Fournier purchased Mercier’s stock from the Office of Bankruptcy in 1904 and used it to start his own forgery business.
Goegg forgeries were of a very high quality and he won many medals at international philatelic competitions.
It was allowed to produce forgeries (referred to as facsimiles) back then so long as they were so advertised.
Fournier apparently took credit for these wins.
So, the question is;
Are the Mercier forgeries actually made available by Mercier or were they sold by Fournier who may have applied false cancels to them to increase their value
Forgeries compared to original on the left.
All the Mercier forgeries are identical for all values unlike the variations in the original values.
They seems patterned primarily after the original 12 CENTS
The quality is very good
Differences to look for;
The portholes on the ship are one continuous white line
The E of CENTS is more inclined
The BE in LIBERIA are taller than the other letters
The lower end of the C is shorter
The oblique shading lines in the ends of the ribbons are not as parallel and distinct as in the original
The wavy patterns in the corners are distorted and irregular.
These forgeries are excellent and plentiful and most older collections will have examples.
These would fool many collectors!
Each value has different characteristics and in many aspects are as good or better than the originals.
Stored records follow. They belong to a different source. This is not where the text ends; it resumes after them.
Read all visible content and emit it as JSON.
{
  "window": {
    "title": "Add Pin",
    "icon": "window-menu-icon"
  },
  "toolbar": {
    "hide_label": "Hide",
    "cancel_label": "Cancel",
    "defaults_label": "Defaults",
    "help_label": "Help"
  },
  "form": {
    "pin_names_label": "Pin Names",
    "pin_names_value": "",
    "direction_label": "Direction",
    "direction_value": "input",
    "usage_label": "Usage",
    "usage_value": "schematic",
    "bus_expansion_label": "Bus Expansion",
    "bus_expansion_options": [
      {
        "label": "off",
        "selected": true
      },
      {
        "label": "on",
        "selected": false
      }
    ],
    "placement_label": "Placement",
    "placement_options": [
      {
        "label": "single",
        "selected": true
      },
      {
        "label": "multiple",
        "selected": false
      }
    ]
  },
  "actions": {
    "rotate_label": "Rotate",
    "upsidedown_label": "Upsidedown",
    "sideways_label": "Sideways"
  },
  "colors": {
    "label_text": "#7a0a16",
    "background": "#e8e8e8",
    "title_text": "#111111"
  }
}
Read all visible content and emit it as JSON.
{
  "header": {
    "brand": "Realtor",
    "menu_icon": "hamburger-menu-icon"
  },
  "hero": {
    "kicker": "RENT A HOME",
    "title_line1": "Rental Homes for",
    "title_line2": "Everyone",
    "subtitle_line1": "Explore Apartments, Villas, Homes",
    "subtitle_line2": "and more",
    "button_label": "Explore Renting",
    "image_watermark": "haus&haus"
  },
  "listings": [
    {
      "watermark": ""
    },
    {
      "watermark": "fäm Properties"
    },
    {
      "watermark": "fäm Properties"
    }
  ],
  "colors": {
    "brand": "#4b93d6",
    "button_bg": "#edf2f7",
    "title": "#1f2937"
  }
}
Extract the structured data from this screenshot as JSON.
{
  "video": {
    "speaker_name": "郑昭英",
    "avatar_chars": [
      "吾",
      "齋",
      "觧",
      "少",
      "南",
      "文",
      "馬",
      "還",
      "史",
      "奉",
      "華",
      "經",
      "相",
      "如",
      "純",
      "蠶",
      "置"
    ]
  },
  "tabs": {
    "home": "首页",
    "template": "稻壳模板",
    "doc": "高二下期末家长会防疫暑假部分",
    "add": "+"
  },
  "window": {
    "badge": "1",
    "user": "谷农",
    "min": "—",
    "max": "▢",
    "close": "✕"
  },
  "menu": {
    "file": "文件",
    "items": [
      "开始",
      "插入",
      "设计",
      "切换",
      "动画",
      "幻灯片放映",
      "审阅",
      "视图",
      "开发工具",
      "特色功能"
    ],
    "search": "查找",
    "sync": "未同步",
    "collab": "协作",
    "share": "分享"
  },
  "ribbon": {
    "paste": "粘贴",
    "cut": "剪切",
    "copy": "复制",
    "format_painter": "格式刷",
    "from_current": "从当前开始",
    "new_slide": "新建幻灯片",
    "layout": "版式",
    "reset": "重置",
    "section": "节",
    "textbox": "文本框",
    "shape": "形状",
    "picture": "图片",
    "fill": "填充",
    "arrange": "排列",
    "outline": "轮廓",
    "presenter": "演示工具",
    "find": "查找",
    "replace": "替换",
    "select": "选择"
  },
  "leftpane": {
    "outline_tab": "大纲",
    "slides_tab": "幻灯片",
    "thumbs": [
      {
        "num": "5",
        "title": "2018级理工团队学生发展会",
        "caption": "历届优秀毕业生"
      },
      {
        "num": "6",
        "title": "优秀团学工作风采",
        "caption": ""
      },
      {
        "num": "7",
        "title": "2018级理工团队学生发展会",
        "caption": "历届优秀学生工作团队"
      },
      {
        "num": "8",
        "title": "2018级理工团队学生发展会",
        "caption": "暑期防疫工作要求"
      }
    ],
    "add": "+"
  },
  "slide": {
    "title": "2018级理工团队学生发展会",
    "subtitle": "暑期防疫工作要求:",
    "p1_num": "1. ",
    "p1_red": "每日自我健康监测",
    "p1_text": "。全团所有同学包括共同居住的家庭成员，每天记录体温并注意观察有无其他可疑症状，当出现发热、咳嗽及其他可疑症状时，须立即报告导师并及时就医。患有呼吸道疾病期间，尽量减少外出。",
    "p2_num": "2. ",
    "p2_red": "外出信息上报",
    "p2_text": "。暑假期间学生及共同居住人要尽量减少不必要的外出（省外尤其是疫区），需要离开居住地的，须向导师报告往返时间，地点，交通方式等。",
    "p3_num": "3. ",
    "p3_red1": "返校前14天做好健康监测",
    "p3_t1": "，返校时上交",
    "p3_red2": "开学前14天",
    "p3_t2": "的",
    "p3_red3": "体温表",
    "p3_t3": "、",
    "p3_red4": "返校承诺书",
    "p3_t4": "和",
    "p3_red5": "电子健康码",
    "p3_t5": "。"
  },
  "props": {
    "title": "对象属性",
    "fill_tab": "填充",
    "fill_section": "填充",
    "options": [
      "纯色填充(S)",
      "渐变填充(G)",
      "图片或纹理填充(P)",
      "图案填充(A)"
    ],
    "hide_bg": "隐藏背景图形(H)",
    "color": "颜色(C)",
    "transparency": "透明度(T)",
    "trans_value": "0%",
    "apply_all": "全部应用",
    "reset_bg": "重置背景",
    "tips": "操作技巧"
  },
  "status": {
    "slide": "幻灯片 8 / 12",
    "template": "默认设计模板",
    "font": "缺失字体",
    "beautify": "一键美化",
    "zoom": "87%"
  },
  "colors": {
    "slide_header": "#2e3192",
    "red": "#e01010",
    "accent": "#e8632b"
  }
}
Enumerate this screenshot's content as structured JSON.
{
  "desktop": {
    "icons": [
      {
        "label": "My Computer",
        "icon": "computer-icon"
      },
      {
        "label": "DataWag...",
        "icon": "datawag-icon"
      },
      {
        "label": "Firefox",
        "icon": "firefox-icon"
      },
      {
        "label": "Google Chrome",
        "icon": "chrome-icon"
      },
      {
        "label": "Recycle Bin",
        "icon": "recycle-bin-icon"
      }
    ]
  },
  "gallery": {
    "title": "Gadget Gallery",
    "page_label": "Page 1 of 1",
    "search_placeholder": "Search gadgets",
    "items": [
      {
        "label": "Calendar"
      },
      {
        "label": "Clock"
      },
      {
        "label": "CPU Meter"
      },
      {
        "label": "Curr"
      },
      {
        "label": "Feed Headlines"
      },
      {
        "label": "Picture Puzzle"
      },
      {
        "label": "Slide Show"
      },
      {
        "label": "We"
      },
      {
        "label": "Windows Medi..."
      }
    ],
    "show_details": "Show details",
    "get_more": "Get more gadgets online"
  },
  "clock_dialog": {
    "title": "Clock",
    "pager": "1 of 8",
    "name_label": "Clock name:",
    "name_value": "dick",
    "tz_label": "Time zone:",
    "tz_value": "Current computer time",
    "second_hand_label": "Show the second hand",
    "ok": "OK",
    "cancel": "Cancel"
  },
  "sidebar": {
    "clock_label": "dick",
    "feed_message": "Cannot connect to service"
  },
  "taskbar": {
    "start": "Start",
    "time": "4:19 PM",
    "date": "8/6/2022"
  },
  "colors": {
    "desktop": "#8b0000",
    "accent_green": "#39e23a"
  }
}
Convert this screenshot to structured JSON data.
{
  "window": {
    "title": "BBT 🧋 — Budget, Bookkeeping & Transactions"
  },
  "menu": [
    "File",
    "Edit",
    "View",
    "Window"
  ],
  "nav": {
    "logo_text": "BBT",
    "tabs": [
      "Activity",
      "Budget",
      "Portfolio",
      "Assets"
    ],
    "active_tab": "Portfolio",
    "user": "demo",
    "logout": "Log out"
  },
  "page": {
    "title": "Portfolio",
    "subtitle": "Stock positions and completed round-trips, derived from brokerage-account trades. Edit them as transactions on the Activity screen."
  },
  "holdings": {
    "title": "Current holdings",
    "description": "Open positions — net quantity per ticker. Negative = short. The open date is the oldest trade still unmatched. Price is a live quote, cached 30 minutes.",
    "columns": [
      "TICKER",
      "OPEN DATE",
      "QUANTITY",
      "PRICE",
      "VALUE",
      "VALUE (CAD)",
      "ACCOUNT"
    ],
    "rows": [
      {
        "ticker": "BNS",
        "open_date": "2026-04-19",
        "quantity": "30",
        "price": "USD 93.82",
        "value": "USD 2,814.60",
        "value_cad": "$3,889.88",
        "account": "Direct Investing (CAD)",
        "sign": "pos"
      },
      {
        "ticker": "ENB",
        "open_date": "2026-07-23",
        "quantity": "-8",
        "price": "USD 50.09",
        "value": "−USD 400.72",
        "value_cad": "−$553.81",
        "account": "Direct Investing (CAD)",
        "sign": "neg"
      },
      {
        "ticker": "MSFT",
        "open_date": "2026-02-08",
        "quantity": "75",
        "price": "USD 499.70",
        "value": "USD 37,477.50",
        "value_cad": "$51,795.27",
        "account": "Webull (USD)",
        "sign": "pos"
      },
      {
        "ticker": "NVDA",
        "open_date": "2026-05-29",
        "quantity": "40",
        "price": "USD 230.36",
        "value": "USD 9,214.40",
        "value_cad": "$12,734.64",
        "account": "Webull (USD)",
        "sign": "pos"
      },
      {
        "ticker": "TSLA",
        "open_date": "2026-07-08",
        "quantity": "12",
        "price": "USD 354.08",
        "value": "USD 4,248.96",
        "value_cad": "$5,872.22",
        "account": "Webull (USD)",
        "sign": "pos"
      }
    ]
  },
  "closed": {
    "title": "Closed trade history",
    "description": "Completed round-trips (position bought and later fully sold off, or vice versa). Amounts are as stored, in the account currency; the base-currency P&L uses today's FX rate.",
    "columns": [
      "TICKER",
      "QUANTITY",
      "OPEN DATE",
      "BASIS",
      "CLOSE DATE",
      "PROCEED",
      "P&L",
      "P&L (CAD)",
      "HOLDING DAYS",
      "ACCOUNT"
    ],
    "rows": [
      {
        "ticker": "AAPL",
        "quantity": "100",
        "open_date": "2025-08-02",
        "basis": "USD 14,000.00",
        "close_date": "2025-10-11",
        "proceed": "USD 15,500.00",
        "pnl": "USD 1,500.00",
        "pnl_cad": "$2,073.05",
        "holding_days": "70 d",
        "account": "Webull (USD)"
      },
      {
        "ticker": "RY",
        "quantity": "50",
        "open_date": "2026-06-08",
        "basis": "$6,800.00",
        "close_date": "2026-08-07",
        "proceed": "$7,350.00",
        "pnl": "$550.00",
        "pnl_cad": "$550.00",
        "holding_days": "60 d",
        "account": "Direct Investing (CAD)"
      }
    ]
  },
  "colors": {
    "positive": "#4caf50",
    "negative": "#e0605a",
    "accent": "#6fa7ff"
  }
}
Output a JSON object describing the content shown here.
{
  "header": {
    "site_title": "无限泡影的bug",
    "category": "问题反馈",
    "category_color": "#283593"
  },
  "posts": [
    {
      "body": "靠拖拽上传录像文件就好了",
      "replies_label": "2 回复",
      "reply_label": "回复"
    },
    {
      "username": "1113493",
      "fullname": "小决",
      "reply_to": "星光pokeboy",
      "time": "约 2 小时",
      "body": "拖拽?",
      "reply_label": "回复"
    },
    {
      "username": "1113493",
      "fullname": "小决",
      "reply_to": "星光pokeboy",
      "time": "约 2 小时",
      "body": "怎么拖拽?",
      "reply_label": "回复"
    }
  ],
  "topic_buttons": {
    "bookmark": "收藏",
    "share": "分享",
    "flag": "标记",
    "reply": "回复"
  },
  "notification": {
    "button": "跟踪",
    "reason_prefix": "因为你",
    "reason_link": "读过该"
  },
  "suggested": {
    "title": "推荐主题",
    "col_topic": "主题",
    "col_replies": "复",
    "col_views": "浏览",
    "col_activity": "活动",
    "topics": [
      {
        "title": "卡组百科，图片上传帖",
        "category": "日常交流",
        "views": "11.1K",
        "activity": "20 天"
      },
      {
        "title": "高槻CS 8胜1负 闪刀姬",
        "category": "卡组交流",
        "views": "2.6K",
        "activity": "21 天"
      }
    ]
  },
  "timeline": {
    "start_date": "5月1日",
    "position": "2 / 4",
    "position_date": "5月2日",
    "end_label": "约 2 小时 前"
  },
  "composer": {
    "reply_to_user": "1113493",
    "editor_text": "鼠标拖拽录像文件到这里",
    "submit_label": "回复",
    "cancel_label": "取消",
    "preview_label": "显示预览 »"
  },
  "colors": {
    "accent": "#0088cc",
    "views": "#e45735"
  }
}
The original is on the left.
A key difference that seems to appear in all the Fournier 1860-69 forgeries is a white area with broken lines indicated by the black circle.
The N in CENTS is fairly even both sides, in the original thr right side is taller.